A seemingly innocuous test of a biometric attendance tracking system has resulted in Sweden’s first GDPR fine.
The fine of 200,000 Swedish Krona was applied by the Swedish Data Protection Authority, or DPA, to the municipality of Skellefteå after it had trialed an attendance tracking system based on facial recognition technology at the Anderstorp High School. The trial was conducted last autumn, lasted three weeks, and involved 22 students.
Municipal officials had claimed that teachers were spending 17,000 hours a year on student attendance, and explained that their use of facial recognition was aimed at automating that process. They said that the trial had been successful and that they were considering expanding their use of the technology.
In issuing its fine, Sweden’s DPA determined that municipal authorities had not undertaken an adequate impact assessment concerning the technology’s use, which would have included consulting the DPA. And while the school authorities insisted that they had collected the subjects’ consent for the trial, the DPA said that such consent was not legitimate given the power imbalance between the students and school administrators, and furthermore insisted that students had a reasonable expectation of a certain amount of privacy on school grounds.
In relative terms, the 200,000 Swedish Krona fine – about $21,000 – is a slap on the wrist, given that the maximum fine could have been close to $1 million. But in issuing the fine at all, Sweden’s authorities have demonstrated the tangible effects of the European Union’s big new privacy regulation. And while the GDPR would appear to stand in opposition to biometric identification in this case, it has also helped to promote the use of biometrics in the protection of EU citizen’s privacy and data elsewhere.
August 27, 2019 – by Alex Perala
Like all biometrics solutions, face recognition technology measures and matches the unique characteristics for the purposes of identification or authentication. Often leveraging a digital or connected camera, facial recognition software can detect faces in images, quantify their features, and then match them against stored templates in a database.
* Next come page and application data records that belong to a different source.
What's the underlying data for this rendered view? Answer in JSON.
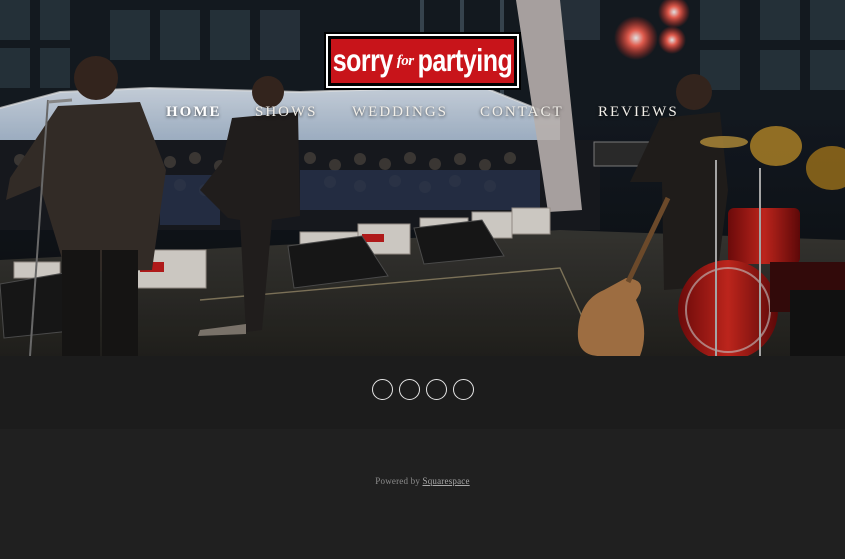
{
  "logo": {
    "word1": "sorry",
    "word2": "for",
    "word3": "partying",
    "colors": {
      "background": "#c8141a",
      "text": "#ffffff",
      "frame": "#000000"
    }
  },
  "nav": {
    "items": [
      {
        "label": "HOME",
        "active": true
      },
      {
        "label": "SHOWS",
        "active": false
      },
      {
        "label": "WEDDINGS",
        "active": false
      },
      {
        "label": "CONTACT",
        "active": false
      },
      {
        "label": "REVIEWS",
        "active": false
      }
    ]
  },
  "social": {
    "icons": [
      "social-icon-1",
      "social-icon-2",
      "social-icon-3",
      "social-icon-4"
    ]
  },
  "footer": {
    "powered_prefix": "Powered by",
    "powered_link": "Squarespace"
  },
  "colors": {
    "social_bar": "#1c1c1c",
    "footer": "#202020"
  }
}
Face scanning biometric tech is incredibly versatile and this is reflected in its wide range of potential applications. Learn more on FindBiometrics’ Facial Recognition page.